Homegrown co-working real estate companies such as Mindspace, Mixer, Be All, and Labs are experiencing something of a boom, sprouting new locations in Israel and abroad.
The co-working real estate “guru” Adam Neumann, co-founder and CEO of market leader WeWork, hails from Israel where he spent some of his formative years in a kibbutz. WeWork currently operates 234 locations in 22 countries, 10 of which are in Israel.
In April, a coworking space for ultra-Orthodox Jews, called Ampersand, opened in Bnei Brak, a suburb of Tel Aviv.
Panthera, a women-only coworking space and “exclusive social club” is set to open in Tel Aviv this year. The first gendered coworking space is accepting applications for a $42 (NIS 150) fee and is performing a “diagnostic evaluation process” to ensure only the most qualified women are admitted.
In November, WeWork led a $32 million investment round for women-only co-working startup The Wing. Founded in 2015, The Wing operates like a high-end members-only social club with annual memberships costing approximately $3000 and thousands of applicants on its wait-list, according to multiple reports. According to the company’s website, The Wing offers lactation rooms as part of its amenities, but no childcare services.
Of the 30 current paying members of Mommy Work approximately 80% are women, Ms. Haim told Calcalist. This seems natural to her, she said, adding that having been through maternity leave and being a primary caretaker to her own son made her more inclined to remain close to him after her leave ended.
Like other co-working spaces, Mommy Work offers well-designed open workspaces, conference rooms, a stocked kitchen and other office amenities. Unlike other office spaces where startup employees work around the clock, Mommy Work is open from 8 am to 5 pm. “It is a statement: time to go home,” Ms. Haim said. “The work day does not need to go on forever.”

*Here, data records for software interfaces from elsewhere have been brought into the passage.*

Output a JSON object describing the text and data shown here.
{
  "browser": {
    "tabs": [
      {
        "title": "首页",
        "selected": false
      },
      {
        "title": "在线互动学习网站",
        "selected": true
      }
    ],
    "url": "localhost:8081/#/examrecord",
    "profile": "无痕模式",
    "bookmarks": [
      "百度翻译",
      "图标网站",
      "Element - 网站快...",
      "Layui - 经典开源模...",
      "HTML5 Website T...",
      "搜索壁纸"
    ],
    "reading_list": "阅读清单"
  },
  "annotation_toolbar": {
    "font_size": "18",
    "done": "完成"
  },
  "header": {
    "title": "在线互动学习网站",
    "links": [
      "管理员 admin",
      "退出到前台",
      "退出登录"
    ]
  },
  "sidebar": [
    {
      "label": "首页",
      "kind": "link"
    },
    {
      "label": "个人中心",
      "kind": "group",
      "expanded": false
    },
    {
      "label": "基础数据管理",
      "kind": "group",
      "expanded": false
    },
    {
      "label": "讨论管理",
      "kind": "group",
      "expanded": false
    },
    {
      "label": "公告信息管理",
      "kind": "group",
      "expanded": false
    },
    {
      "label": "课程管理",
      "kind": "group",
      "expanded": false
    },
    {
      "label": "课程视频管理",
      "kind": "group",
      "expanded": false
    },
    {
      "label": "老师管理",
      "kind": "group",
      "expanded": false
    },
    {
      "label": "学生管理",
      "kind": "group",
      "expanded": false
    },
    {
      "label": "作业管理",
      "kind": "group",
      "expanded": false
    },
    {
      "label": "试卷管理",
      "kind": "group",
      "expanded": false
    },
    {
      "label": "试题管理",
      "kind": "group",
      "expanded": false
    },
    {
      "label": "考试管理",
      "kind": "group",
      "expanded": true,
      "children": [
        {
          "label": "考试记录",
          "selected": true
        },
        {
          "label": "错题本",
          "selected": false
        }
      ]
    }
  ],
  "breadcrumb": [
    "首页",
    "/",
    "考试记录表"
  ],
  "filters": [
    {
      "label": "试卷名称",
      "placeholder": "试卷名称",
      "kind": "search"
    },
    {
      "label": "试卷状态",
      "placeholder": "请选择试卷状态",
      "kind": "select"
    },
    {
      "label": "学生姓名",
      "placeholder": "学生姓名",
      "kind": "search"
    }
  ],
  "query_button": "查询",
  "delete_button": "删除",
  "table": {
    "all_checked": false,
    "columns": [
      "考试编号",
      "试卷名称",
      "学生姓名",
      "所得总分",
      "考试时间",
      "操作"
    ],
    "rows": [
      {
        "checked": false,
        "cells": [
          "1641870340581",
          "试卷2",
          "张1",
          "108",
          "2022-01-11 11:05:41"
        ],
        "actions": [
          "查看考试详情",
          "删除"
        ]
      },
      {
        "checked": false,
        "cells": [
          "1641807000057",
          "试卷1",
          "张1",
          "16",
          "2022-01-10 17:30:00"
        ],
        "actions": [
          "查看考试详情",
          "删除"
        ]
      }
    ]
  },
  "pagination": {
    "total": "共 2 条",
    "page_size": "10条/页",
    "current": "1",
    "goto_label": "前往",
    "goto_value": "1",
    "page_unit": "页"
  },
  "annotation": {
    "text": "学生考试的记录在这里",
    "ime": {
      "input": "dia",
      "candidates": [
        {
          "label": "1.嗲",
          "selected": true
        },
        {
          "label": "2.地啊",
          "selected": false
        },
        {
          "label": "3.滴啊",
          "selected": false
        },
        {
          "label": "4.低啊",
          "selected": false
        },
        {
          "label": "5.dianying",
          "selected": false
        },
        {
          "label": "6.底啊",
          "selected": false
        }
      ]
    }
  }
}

In a March article, Quartz’s Corinne Purtill asked why are there so few co-working spaces with childcare. In the U.S., she wrote, this is partially due to licensing requirements that make operating a daycare uneconomic. State laws, for example, require daycares to maintain a certain ratio of staff to children, which means co-working sites must know exactly how many children to expect each day. Adding the cost of space and quality child care workers, it becomes a costly amenity.
Parent-oriented co-working spaces have opened in recent years wherever co-working spaces have become bon ton, but these are typically local, single-location operations. While it was reported last year that WeWork is launching a private elementary school, WeGrow, in New York City, the market-leader does not offer daycare services at its locations.[
Neither do Israeli players like Labs and Mindspace, which could spell opportunity to a business like Ms. Haim’s.
Ms. Haim is due to go on maternity leave with her second child in October, after which she and her husband aim to launch a Tel Aviv location. The pair has a desire to open locations throughout the country, but no set plan yet. “We are working from the gut,” Ms. Haim said.
Dotan Levy contributed to this article. This article originally appeared in Calcalist’s CTech on May 30, 2018.
This story "In Israel, Co-Working Spaces With Daycare Empower Working Mothers" was written by Amarelle Wenkert.